While the focus is now on Biden, we can’t minimize Kamala Harris’s elevation as the nation’s first woman vice president. She is also the country’s first Black and first Asian American vice president.
But for all of Harris’ impressive firsts, she’s not the first person of color elected vice president of the United States.
Did you know that was achieved by a man from Kansas? Charles Curtis was a Native American lawmaker and member of the Kaw Nation, who served under President Herbert Hoover some 90 years ago.
According to a remarkably detailed portrait of Curtis in the Philadelphia Inquirer, he spoke the Kansa language before English and lived on a reservation just outside of Topeka. And despite widespread discrimination against Native Americans, he celebrated his ethnicity, often boasting of his rise “from tepee to Capitol,” decorating his office with artifacts, and posing for photos in a feathered headdress.
Starting today, Missourians 65 and older can now get the coveted COVID-19 vaccine.

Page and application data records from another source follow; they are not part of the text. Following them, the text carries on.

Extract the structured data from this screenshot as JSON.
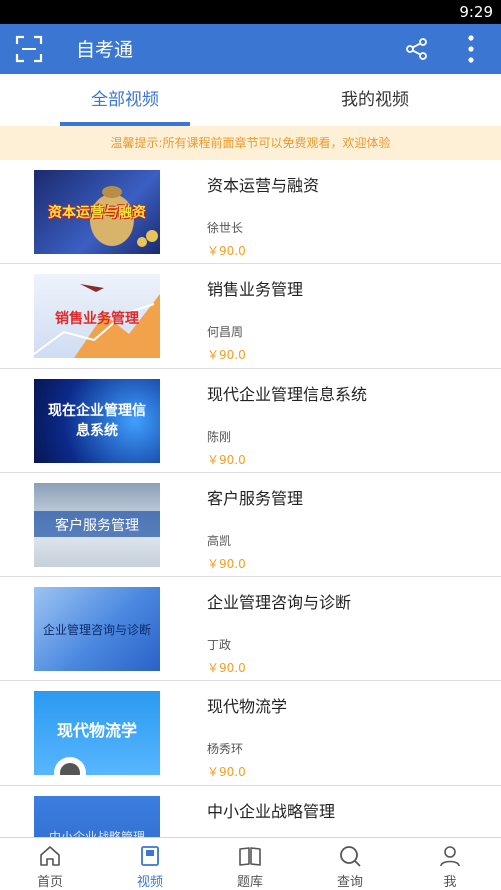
{
  "status_bar": {
    "time": "9:29"
  },
  "app_bar": {
    "title": "自考通",
    "scan_icon": "scan-icon",
    "share_icon": "share-icon",
    "more_icon": "more-vertical-icon"
  },
  "tabs": [
    {
      "label": "全部视频",
      "active": true
    },
    {
      "label": "我的视频",
      "active": false
    }
  ],
  "notice": "温馨提示:所有课程前面章节可以免费观看，欢迎体验",
  "courses": [
    {
      "title": "资本运营与融资",
      "teacher": "徐世长",
      "price": "￥90.0",
      "thumb_text": "资本运营与融资"
    },
    {
      "title": "销售业务管理",
      "teacher": "何昌周",
      "price": "￥90.0",
      "thumb_text": "销售业务管理"
    },
    {
      "title": "现代企业管理信息系统",
      "teacher": "陈刚",
      "price": "￥90.0",
      "thumb_text": "现在企业管理信息系统"
    },
    {
      "title": "客户服务管理",
      "teacher": "高凯",
      "price": "￥90.0",
      "thumb_text": "客户服务管理"
    },
    {
      "title": "企业管理咨询与诊断",
      "teacher": "丁政",
      "price": "￥90.0",
      "thumb_text": "企业管理咨询与诊断"
    },
    {
      "title": "现代物流学",
      "teacher": "杨秀环",
      "price": "￥90.0",
      "thumb_text": "现代物流学"
    },
    {
      "title": "中小企业战略管理",
      "teacher": "",
      "price": "",
      "thumb_text": "中小企业战略管理"
    }
  ],
  "bottom_nav": [
    {
      "label": "首页",
      "icon": "home-icon",
      "active": false
    },
    {
      "label": "视频",
      "icon": "video-icon",
      "active": true
    },
    {
      "label": "题库",
      "icon": "book-icon",
      "active": false
    },
    {
      "label": "查询",
      "icon": "search-icon",
      "active": false
    },
    {
      "label": "我",
      "icon": "user-icon",
      "active": false
    }
  ],
  "colors": {
    "primary": "#3a76d2",
    "price": "#f0a020",
    "notice_bg": "#fdf0d7",
    "notice_text": "#e89a2e"
  }
}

Missourians with chronic health conditions can also get the shot. You’ll notice I said only Missourians. Kansans in those two vulnerable groups will still have to wait a few more weeks to qualify.
But there are some serious questions being asked about how much vaccine will be available to quickly inoculate local residents. A government website that lists where you can go to get the vaccine is displaying a large warning at the top of the page.
It reads, “The state of Missouri is still experiencing an exceptionally limited supply of COVID-19 vaccines. Before contacting a vaccination site, please understand that many vaccinators are still awaiting supplies from the federal government.”
Is the Nelson-Atkins Museum of Art about to get a name change? A story in the Kansas City Star over the weekend claims the museum is now “reflecting” on its association with William Rockhill Nelson just days after the newspaper removed his name and face from its masthead.
The Star had argued that its founder helped lay the foundation for decades of racial segregation in Kansas City.
Kansas City’s best known art museum opened in 1933 and was bankrolled in large part by Nelson’s estate.
For the second straight week, football will be one of the biggest news stories in Kansas City. This weekend, the Kansas City Chiefs will move one step closer to winning back-to-back Super Bowl’s as they take on the Buffalo Bills. Kickoff is this Sunday at 5:40 p.m. at Arrowhead Stadium.
There will be a collective crossing of fingers in Kansas City that Patrick Mahomes will be fit for that game. The Chiefs quarterback suffered a concussion and didn’t finish Sunday’s match-up against the Cleveland Browns.
And as my mother-in-law asked Sunday night, “If the Chiefs win their next game, will they be World Series champions?”
I told her sadly, no. But they will be Olympic gold medalists.
Nick Haines dissects the week’s most impactful local news stories, Fridays at 7:30 p.m. on Kansas City PBS.